Lynn Lash has many elements we would see in Doc Savage. The hero worked out of a skyscraper headquarters and tackled scientific threats the police couldn’t. Lash has some association with the police, such that he gets a lot of special treatment from cops (similar to what Doc received). The source of his income is never mentioned. (Is he paid by the police? Independently wealthy? He only seems to do stuff for the police.) The third story adds some elements we see in Doc: a gun shooting mercy bullets, a special apartment with a secret elevator, a basement with special vehicles, the villain hooking up with the hero to keep an eye on the investigation, and Lash working out the solution midway, but not revealing things until the end.
Sadly, there aren’t many secondary characters that are used through all the stories. The first and third stories has Lash’s boyish secretary. A reporter is the main helper in the second story, but we don’t see him in the third.Read More
I have already noted my interest in occult investigators, those who either confront occult mysteries or use occult abilities and knowledge to confront mysteries. These were a smaller sub-genre within the pulp world. But I was not aware of one of the earliest of the pulp occult investigators until recently: Semi Dual.
Semi Dual was really Prince Abdul Omar of Persia (father was a Persian nobleman, mother was a Russian princess), and was an astrologer, mystic, telepath, and psychologist.
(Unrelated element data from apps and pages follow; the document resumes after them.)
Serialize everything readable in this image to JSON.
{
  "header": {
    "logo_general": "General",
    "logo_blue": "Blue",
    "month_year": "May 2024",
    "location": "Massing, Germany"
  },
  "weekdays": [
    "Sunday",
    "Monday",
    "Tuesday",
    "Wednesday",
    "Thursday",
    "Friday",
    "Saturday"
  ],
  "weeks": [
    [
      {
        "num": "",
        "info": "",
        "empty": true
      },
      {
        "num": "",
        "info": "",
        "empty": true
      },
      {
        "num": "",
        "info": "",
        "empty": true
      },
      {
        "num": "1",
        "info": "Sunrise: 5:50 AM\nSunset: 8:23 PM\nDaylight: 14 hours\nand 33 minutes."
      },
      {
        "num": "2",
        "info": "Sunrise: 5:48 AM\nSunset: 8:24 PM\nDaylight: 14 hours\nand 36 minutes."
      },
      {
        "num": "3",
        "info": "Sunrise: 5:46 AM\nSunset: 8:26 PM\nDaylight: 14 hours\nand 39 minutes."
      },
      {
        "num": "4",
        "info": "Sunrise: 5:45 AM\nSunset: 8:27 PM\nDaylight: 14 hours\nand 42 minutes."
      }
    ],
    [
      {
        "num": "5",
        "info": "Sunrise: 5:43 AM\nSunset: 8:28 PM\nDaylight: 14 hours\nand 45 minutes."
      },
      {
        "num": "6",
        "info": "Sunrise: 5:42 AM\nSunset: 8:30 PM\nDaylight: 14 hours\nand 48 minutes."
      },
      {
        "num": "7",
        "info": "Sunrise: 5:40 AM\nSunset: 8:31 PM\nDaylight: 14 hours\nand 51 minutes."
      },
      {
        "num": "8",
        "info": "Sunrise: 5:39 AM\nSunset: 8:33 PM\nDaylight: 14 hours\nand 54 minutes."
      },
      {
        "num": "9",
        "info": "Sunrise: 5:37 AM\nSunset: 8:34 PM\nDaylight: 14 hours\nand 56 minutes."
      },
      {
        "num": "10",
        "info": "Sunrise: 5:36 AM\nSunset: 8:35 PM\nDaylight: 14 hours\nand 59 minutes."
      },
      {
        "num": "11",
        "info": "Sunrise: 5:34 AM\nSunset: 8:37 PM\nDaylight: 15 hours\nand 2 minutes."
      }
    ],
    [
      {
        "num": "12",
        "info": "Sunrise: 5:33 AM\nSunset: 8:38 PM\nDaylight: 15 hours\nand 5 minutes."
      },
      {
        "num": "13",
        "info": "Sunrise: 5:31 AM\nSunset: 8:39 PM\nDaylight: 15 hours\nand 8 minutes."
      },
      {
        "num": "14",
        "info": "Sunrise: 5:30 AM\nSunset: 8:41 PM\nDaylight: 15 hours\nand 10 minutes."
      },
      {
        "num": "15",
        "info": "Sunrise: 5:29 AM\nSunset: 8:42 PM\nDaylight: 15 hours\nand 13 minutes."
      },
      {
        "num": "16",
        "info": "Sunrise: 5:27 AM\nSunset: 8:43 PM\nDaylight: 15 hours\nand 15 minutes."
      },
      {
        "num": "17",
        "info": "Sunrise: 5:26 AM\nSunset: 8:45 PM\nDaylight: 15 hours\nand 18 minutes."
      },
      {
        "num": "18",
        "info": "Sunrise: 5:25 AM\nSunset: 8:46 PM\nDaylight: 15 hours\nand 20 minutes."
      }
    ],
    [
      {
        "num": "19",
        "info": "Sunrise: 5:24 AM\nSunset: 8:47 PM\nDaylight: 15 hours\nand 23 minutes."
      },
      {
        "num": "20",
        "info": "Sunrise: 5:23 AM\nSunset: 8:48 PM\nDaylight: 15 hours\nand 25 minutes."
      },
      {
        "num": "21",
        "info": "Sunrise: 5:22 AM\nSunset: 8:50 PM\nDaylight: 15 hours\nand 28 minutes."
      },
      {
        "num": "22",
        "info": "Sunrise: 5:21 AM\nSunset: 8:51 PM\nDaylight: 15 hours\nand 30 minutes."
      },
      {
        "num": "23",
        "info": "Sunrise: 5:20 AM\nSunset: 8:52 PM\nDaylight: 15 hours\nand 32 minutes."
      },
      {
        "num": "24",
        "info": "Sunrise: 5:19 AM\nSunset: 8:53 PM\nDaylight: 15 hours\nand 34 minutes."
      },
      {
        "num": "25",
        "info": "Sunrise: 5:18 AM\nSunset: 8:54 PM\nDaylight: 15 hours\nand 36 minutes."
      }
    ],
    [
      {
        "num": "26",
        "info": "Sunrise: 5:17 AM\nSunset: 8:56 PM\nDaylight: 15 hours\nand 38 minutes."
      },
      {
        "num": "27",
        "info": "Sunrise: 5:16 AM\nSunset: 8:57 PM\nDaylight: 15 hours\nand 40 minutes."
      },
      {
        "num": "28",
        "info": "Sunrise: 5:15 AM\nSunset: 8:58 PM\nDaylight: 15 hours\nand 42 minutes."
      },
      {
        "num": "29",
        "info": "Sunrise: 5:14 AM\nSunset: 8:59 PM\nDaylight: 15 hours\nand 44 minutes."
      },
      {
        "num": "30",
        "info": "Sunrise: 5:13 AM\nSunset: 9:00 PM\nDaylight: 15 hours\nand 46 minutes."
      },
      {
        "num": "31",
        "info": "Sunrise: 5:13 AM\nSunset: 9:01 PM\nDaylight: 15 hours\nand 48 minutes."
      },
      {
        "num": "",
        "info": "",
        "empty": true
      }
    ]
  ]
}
His name, which is pretty clunky, of “Semi Dual,” is due to his methods of investigations: “by dual solutions: one material, for material minds; the other occult, for those who cared to sense a deeper something back of the philosophic lessons interwoven in the narrative.” But if you read the second story you’ll get a different explanation of the name. His authors would have him be referred to as Semi Dual, Dual, Mr. Dual or Semi.Read More